Long, long ago I was an elementary student at Lowell School on the North Side of Minneapolis. I have a memory, or perhaps several memories compacted together, of free pumpkins being given away by our local Alderman. A flat bed trailer pulled up onto the asphalt playground. Hundreds of pumpkins were unloaded and arrayed like squat orange soldiers. Kids were allowed to select one to take home. My older brother adds a few details, he remembers that the younger grades picked first and that girls got to pick before boys. Some helpful suggestions on how much of a punk' a given kid could carry must have been offered. Recall that this was in the days before kids rode school buses, all or nearly all of the students at Lowell walked home.
I thought for many years that this was a sort of slightly disreputable tactic that aimed for the votes of the parents, what with the election being so soon after Halloween. I remember seeing campaign buttons that were orange, with a jack-o-lantern face as the background, and the motto PUMPKIN JOE GREENSTEIN. But decades later I looked into this, and I have to say, I was wrong about Joe.
The North Side of Minneapolis was home to different groups over the years. In the 1800s it was mostly German immigrants, with an admixture of Scandinavians. In the early 20th century it was the center of the Jewish community, with German, Polish and Russian immigrants all represented. When I was growing up in the late 1950s and into the 60s, the neighborhood was turning over again. It was becoming a black community. Also an impoverished one, although to be fair the earlier waves of European new arrivals were generally at best blue collar up until the point that they could afford to move elsewhere.
Like many of the Jewish community Joeseph S. Greenstein was a merchant. His store at 307 Plymouth Avenue North was called The Bargain Price Market. It sold groceries, meat, produce, and flowers. Every year, starting back in the 1930s, Greenstein had "Pumpkin Day" where truck farmers from the outlying areas would haul in pumpkins that would be laid out on Plymouth Avenue, closing one lane in front of The Bargain Price Market. Local school children would come, some riding buses on a field trip, to get the free pumpkins. He did this entirely for the good of the community. He told his son that when he was a little boy the family was too poor to afford a pumpkin so he once stole one. He did not want any child to have to chose between a small deprivation or a small crime.
Additional pumpkins were hauled to other schools on the North Side. Hence my memories at Lowell Elementary.
|Pumpkin Joe, circa 1950|
Joe Greenstein by all accounts served his constituents well. It was a difficult time in many ways. In addition to the literal bulldozers crashing through the Fifth Ward there were social changes that seemed equally implacable. Crime rates were rising, with the flight of the Jewish community being accelerated by a particularly gruesome double murder of a prominent couple. Housing projects were built, concentrating poverty into structures that looked like dead trees raising their limbless concrete trunks above the new highway. There were racially fueled riots in the late 60s, many surviving businesses were burnt down.
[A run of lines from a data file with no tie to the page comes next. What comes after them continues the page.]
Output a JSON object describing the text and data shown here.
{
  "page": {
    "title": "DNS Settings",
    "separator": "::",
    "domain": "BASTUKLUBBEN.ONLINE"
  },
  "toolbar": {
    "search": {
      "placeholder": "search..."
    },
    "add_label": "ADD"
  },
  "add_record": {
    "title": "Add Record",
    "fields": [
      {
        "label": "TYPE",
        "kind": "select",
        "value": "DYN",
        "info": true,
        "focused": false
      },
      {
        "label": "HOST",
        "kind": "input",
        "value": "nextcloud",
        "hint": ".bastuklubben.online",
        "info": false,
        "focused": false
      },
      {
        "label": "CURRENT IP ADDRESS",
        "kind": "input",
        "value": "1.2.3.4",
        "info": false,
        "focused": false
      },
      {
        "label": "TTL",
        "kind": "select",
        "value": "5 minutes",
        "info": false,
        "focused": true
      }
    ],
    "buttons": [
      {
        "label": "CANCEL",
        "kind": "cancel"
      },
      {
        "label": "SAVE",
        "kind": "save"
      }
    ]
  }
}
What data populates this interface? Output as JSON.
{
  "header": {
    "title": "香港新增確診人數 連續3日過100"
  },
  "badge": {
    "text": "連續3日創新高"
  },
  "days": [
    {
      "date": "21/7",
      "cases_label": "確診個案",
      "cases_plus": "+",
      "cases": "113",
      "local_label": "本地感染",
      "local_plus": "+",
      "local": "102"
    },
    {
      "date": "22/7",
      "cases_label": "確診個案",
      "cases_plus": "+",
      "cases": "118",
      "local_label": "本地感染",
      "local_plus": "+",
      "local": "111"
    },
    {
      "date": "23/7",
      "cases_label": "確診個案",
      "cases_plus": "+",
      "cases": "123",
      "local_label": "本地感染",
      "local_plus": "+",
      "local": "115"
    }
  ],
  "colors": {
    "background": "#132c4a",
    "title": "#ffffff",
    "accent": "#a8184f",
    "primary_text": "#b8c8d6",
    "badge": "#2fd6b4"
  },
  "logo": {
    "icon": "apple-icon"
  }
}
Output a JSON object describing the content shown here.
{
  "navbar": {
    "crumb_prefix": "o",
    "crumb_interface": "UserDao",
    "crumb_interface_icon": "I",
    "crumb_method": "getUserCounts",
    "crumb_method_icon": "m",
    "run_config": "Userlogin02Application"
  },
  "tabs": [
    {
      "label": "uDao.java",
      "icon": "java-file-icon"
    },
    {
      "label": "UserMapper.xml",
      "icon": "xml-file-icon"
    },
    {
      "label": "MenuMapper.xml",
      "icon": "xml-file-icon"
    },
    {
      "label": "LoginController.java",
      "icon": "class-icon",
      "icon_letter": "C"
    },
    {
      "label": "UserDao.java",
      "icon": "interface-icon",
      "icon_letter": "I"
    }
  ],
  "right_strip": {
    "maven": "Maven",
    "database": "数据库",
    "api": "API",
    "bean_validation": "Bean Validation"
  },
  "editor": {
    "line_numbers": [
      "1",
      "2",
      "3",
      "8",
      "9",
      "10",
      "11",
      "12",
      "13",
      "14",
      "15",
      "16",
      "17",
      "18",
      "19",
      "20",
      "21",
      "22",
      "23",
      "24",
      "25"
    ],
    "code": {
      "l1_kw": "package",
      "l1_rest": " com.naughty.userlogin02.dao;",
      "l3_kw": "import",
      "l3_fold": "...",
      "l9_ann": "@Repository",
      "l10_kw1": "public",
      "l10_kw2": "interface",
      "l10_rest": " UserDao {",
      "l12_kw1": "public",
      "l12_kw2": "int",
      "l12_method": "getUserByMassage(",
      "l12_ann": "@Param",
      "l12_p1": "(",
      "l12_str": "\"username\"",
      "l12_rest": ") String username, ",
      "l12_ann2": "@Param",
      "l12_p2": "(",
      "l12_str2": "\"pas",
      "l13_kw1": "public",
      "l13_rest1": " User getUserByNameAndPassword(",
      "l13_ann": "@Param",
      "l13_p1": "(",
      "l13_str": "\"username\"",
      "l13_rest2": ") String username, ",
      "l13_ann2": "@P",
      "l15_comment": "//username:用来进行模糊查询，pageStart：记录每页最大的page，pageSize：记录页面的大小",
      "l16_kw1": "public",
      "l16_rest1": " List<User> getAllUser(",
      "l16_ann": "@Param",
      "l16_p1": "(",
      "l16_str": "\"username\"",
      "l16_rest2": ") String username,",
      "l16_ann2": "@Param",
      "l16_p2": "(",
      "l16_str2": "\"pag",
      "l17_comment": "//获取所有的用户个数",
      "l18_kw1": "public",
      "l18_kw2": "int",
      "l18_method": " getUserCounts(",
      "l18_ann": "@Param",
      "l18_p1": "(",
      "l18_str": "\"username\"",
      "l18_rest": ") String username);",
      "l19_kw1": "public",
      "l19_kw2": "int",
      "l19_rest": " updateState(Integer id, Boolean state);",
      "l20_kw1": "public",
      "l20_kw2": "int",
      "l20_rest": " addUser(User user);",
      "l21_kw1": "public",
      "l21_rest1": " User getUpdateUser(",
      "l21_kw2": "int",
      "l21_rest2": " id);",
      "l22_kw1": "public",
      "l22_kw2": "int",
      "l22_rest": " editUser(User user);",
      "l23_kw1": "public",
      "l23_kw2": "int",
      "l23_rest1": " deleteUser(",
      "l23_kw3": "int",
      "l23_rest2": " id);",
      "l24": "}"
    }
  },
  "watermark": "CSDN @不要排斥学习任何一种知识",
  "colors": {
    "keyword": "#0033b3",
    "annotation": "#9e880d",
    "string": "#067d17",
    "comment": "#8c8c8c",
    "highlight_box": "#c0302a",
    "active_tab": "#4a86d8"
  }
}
But Joe Greenstein never left the North Side. His son still lives in the family home there. Having pieced together the story of his life I regret my earlier impression of him as a standard "machine politician" trying to buy votes. His generosity preceded and transcended his political career.
We do not hold our current generation of politicians in very high regards. Perhaps because most of them have not earned our esteem. Joe Greenstein joined the Army in his mid 30s. He fought across Europe with General Patton's army, serving as an interpreter. He was a Minneapolis Alderman from 1960 to 1971, probably the most tumultuous decade the city ever had. He actually had a Molotov cocktail thrown at his house during the 1967 unrest.
A guy like that did not need to give away pumpkins to get our respect.